Dataset excerpts Block Start

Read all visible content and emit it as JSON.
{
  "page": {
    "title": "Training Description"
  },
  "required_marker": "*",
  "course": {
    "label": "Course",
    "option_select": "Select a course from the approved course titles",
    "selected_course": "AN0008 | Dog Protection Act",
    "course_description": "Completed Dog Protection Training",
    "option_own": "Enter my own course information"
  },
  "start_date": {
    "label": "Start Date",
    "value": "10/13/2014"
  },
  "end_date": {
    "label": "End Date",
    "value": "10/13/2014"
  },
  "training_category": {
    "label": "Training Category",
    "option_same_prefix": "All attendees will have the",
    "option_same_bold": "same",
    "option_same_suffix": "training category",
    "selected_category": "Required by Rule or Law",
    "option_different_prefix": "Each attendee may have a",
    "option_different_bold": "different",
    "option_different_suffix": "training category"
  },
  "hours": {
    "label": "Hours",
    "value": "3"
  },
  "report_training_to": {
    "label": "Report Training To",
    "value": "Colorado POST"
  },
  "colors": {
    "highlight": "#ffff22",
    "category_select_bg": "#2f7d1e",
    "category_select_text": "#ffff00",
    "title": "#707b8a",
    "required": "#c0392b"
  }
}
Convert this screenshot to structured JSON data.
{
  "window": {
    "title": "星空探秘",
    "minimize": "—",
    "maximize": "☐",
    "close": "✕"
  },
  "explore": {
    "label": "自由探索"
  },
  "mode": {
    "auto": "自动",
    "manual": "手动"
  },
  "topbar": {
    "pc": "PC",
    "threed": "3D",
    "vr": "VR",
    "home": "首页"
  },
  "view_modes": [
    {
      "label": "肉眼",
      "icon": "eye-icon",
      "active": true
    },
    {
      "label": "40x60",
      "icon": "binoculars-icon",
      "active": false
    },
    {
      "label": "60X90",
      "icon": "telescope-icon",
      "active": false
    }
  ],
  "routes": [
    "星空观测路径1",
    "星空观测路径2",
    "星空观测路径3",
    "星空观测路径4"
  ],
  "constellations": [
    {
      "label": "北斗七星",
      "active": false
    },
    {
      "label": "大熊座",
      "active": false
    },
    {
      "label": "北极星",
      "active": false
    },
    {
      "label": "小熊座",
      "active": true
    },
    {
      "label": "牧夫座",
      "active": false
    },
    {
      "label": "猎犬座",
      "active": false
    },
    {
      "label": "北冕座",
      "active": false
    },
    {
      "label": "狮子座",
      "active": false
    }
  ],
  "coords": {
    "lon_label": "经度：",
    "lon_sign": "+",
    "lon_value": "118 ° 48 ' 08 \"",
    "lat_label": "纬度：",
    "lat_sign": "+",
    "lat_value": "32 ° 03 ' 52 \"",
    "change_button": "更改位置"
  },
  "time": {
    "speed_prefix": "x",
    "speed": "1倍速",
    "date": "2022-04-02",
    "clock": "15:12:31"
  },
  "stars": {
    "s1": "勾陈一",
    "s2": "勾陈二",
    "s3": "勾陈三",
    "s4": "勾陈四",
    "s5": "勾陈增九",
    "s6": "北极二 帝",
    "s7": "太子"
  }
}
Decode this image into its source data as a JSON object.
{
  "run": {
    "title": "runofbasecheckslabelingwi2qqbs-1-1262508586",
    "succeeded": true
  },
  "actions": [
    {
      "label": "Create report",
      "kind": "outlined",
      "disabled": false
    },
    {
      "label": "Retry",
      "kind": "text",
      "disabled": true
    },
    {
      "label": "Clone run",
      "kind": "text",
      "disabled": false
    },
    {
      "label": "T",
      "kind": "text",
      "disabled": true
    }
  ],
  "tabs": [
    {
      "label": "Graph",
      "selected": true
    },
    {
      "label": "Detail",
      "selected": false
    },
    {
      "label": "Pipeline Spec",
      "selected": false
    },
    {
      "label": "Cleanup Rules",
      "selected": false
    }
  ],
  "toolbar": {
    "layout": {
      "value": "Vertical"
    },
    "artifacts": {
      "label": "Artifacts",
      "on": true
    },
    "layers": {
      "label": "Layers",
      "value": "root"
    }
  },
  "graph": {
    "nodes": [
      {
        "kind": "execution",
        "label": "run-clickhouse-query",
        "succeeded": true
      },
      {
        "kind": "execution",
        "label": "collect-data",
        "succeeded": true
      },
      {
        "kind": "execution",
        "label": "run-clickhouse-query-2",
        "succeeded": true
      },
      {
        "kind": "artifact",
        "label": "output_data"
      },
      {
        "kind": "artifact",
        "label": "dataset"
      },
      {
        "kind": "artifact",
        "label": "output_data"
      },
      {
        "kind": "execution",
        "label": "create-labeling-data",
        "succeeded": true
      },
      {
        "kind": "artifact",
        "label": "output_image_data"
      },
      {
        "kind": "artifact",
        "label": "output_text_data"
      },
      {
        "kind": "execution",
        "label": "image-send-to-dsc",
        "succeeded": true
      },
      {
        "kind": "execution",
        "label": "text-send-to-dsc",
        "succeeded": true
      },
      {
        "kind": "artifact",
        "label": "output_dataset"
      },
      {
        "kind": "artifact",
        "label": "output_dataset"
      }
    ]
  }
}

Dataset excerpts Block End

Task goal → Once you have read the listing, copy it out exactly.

Solution to the exercise →
Read all visible content and emit it as JSON.
{
  "page": {
    "title": "Training Description"
  },
  "required_marker": "*",
  "course": {
    "label": "Course",
    "option_select": "Select a course from the approved course titles",
    "selected_course": "AN0008 | Dog Protection Act",
    "course_description": "Completed Dog Protection Training",
    "option_own": "Enter my own course information"
  },
  "start_date": {
    "label": "Start Date",
    "value": "10/13/2014"
  },
  "end_date": {
    "label": "End Date",
    "value": "10/13/2014"
  },
  "training_category": {
    "label": "Training Category",
    "option_same_prefix": "All attendees will have the",
    "option_same_bold": "same",
    "option_same_suffix": "training category",
    "selected_category": "Required by Rule or Law",
    "option_different_prefix": "Each attendee may have a",
    "option_different_bold": "different",
    "option_different_suffix": "training category"
  },
  "hours": {
    "label": "Hours",
    "value": "3"
  },
  "report_training_to": {
    "label": "Report Training To",
    "value": "Colorado POST"
  },
  "colors": {
    "highlight": "#ffff22",
    "category_select_bg": "#2f7d1e",
    "category_select_text": "#ffff00",
    "title": "#707b8a",
    "required": "#c0392b"
  }
}
Convert this screenshot to structured JSON data.
{
  "window": {
    "title": "星空探秘",
    "minimize": "—",
    "maximize": "☐",
    "close": "✕"
  },
  "explore": {
    "label": "自由探索"
  },
  "mode": {
    "auto": "自动",
    "manual": "手动"
  },
  "topbar": {
    "pc": "PC",
    "threed": "3D",
    "vr": "VR",
    "home": "首页"
  },
  "view_modes": [
    {
      "label": "肉眼",
      "icon": "eye-icon",
      "active": true
    },
    {
      "label": "40x60",
      "icon": "binoculars-icon",
      "active": false
    },
    {
      "label": "60X90",
      "icon": "telescope-icon",
      "active": false
    }
  ],
  "routes": [
    "星空观测路径1",
    "星空观测路径2",
    "星空观测路径3",
    "星空观测路径4"
  ],
  "constellations": [
    {
      "label": "北斗七星",
      "active": false
    },
    {
      "label": "大熊座",
      "active": false
    },
    {
      "label": "北极星",
      "active": false
    },
    {
      "label": "小熊座",
      "active": true
    },
    {
      "label": "牧夫座",
      "active": false
    },
    {
      "label": "猎犬座",
      "active": false
    },
    {
      "label": "北冕座",
      "active": false
    },
    {
      "label": "狮子座",
      "active": false
    }
  ],
  "coords": {
    "lon_label": "经度：",
    "lon_sign": "+",
    "lon_value": "118 ° 48 ' 08 \"",
    "lat_label": "纬度：",
    "lat_sign": "+",
    "lat_value": "32 ° 03 ' 52 \"",
    "change_button": "更改位置"
  },
  "time": {
    "speed_prefix": "x",
    "speed": "1倍速",
    "date": "2022-04-02",
    "clock": "15:12:31"
  },
  "stars": {
    "s1": "勾陈一",
    "s2": "勾陈二",
    "s3": "勾陈三",
    "s4": "勾陈四",
    "s5": "勾陈增九",
    "s6": "北极二 帝",
    "s7": "太子"
  }
}
Decode this image into its source data as a JSON object.
{
  "run": {
    "title": "runofbasecheckslabelingwi2qqbs-1-1262508586",
    "succeeded": true
  },
  "actions": [
    {
      "label": "Create report",
      "kind": "outlined",
      "disabled": false
    },
    {
      "label": "Retry",
      "kind": "text",
      "disabled": true
    },
    {
      "label": "Clone run",
      "kind": "text",
      "disabled": false
    },
    {
      "label": "T",
      "kind": "text",
      "disabled": true
    }
  ],
  "tabs": [
    {
      "label": "Graph",
      "selected": true
    },
    {
      "label": "Detail",
      "selected": false
    },
    {
      "label": "Pipeline Spec",
      "selected": false
    },
    {
      "label": "Cleanup Rules",
      "selected": false
    }
  ],
  "toolbar": {
    "layout": {
      "value": "Vertical"
    },
    "artifacts": {
      "label": "Artifacts",
      "on": true
    },
    "layers": {
      "label": "Layers",
      "value": "root"
    }
  },
  "graph": {
    "nodes": [
      {
        "kind": "execution",
        "label": "run-clickhouse-query",
        "succeeded": true
      },
      {
        "kind": "execution",
        "label": "collect-data",
        "succeeded": true
      },
      {
        "kind": "execution",
        "label": "run-clickhouse-query-2",
        "succeeded": true
      },
      {
        "kind": "artifact",
        "label": "output_data"
      },
      {
        "kind": "artifact",
        "label": "dataset"
      },
      {
        "kind": "artifact",
        "label": "output_data"
      },
      {
        "kind": "execution",
        "label": "create-labeling-data",
        "succeeded": true
      },
      {
        "kind": "artifact",
        "label": "output_image_data"
      },
      {
        "kind": "artifact",
        "label": "output_text_data"
      },
      {
        "kind": "execution",
        "label": "image-send-to-dsc",
        "succeeded": true
      },
      {
        "kind": "execution",
        "label": "text-send-to-dsc",
        "succeeded": true
      },
      {
        "kind": "artifact",
        "label": "output_dataset"
      },
      {
        "kind": "artifact",
        "label": "output_dataset"
      }
    ]
  }
}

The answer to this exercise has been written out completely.